With more than 1800 students and 200 staff members spanning primary and secondary campuses, implementing new initiatives can be a challenge.
With the vast array of skills and confidence when it comes to using ICT, let alone understanding and implementing the Digital Technologies curriculum, it was key to develop a process that would have maximum buy in from staff.
Emma Fowler is a Learning Coordinator (Primary College) at Nazareth Catholic College in Adelaide. Here, she explores strategies that have made a difference at her school.
Initially, we called for an expression of interest from teachers who wanted to be part of the team leading the implementation of this new curriculum. This professional learning team comprised staff who were passionate, inquisitive and open to taking risks. By drawing on the skills and dispositions of enthusiastic staff members, we were able to design initiatives that would meet the broader needs of our educators at the college. We generated a team of like-minded individuals as opposed to using a top-down model of implementation; this ensured the initiatives were relevant, engaging and purposeful.
The first main project implemented by the Digital Technologies Team was NazTECH: a professional learning opportunity for all primary staff. This series of hands-on workshops focused on engaging staff in a range of activities. The workshops were designed to develop the skills necessary to teach the Digital Technologies curriculum.
Design of the workshops began with trialling in classes. Members of the Digital Technologies Team chose an area of interest to pilot in their class. They each trialled the activities and found the necessary tools, skills and knowledge to support their learning. This way they could discover the different pitfalls that other teachers might encounter when introducing the activities into their classrooms.
Five different workshops were offered at NazTECH:
Staff members were placed into small groups of six. They attended each of the workshops throughout the day and each session lasted 45 minutes. This model for professional learning allowed staff to have a real hands-on experience during each session. The sessions were personalised to each group’s individual needs and questions. By presenting to small groups, staff were able to fail, ask more questions and use trial and error to understand the different technologies being presented. Smaller, intimate groups allowed this to be possible.
This style of learning has had a huge impact on teachers’ confidence when delivering and planning the Digital Technologies curriculum. Prior to this session, staff were unwilling to even look at the curriculum as they had a limited understanding of the technical language in the Digital Technologies curriculum. By providing a hands-on experience and unpacking key terms throughout the curriculum, staff left enthused and eager to implement what they had seen back in the classroom.
Find definitions of key terms and links to resources and lessons on the Topics page of this site.
The other initiative we have implemented has been around awareness-raising within our community. We created and implemented STEM week, a whole week designed to showcase STEM! Our focus in 2017 has been on robotics, and children have had the opportunity to experience a range of futuristic hands-on activities. Our years 4–5 students used code to program robots to complete a series of everyday tasks. Our years 6–7 students used their brainwaves to turn lights off and on. Our Reception – Year 2 students experienced the power of drones. They watched rockets explode and marvelled as these incredible machines flew overhead. Our Year 3 students watched live robots battle each other in a custom-designed ring and then each student was able to battle with their own robot.

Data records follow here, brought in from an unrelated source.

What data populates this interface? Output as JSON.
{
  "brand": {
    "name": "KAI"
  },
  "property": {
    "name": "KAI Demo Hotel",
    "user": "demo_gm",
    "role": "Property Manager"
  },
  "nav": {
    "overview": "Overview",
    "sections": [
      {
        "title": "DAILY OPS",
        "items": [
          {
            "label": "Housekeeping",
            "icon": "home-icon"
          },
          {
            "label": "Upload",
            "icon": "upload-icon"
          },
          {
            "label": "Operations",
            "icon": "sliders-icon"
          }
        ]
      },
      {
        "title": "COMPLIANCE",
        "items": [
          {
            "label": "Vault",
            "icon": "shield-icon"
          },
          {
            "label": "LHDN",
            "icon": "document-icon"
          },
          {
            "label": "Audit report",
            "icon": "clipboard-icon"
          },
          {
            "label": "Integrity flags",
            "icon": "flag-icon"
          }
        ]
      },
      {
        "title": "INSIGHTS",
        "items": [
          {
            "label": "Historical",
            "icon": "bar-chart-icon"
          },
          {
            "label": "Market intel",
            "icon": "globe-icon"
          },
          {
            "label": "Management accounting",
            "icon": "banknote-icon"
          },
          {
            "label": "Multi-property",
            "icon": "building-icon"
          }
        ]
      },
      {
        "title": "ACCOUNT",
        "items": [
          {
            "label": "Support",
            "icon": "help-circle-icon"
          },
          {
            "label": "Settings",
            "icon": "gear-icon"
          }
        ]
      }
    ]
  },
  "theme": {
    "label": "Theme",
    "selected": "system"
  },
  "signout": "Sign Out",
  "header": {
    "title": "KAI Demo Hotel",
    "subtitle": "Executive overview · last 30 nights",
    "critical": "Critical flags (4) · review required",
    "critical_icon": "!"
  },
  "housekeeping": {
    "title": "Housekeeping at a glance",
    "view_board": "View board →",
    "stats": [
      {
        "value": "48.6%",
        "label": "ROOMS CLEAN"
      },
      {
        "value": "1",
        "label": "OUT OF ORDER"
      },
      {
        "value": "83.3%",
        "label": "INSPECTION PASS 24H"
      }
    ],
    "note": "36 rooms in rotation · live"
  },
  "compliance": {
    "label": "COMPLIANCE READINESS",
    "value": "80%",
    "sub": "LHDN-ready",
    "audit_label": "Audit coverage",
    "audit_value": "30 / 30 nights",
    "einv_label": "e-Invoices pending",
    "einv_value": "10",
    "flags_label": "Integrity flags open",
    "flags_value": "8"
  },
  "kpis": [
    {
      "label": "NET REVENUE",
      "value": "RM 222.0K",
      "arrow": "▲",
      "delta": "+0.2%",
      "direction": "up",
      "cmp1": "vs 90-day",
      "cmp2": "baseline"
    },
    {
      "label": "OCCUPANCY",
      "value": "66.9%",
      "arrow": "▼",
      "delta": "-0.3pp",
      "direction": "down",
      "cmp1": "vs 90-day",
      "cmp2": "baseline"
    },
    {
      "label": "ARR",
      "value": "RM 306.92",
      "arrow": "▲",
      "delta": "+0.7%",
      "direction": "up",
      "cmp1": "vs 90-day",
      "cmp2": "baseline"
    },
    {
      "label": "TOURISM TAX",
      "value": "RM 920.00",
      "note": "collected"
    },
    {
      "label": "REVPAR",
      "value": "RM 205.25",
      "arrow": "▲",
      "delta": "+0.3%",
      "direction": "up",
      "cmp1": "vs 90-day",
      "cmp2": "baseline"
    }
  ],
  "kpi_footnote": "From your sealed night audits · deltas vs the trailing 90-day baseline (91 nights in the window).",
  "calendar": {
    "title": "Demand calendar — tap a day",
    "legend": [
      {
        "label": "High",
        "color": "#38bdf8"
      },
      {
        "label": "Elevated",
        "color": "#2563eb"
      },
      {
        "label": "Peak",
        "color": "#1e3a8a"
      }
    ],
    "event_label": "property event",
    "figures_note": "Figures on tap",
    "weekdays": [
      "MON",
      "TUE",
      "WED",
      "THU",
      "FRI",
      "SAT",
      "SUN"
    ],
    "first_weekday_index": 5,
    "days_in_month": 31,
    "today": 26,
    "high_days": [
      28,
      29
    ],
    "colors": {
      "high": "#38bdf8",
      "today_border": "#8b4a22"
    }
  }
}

This initiative was shared through our social media feed, school website and college newsletter and was launched through a special assembly that parents were invited to. Our wider community was able to see, hear and learn about digital technologies through the experiences their children engaged with throughout the week. Children were able to experience digital technologies in a fun and hands-on way that made them excited about digital technologies. Teachers were also able to see this learning area in action.
For these initiatives to be successful, we had to provide the necessary resources, support and time to the members in our Digital Technologies Team. As a college we invested in Dash robots for members of the team to trial and experiment with. We also bought OSMO coding resources, codeable Mice and Makey Makey.
We provided a day release for the team to make any necessary resources required for the workshop. We made sure that Scratch Jr was available on our iPads and used CS Unplugged for our Unplugged activities.
To implement the Digital Technologies curriculum, seek out your early adopters, the people who are keen to be involved in the project. These people will stay true to the narrative when you are not around. They will be the key drivers of the initiatives.
Make sure you start with the ‘why’. If you and your team are unsure what the authentic reason is for implementing the curriculum it will be more challenging to get staff on board. Staff will not care that it is mandatory to teach the subject. They care about the benefits for students and the impact it will have on their futures.
My final tip is not to be afraid to get started – it’s okay to be a novice. There are many resources out there to support you on your journey. All you have to do is take the first step.
Our school is a Foundation to 12 college located in the western suburbs of Adelaide. It is multicultural, with over 25 nationalities represented across our campuses. The Digital Technologies team consists of Emma Fowler, Jane Watson, Catherine Hamilton, Linda Low, Emily Parrella, Stephen Miller, Rozanna Elmassih, Natalie Horan, Olivia Abarno and Sophie Swain.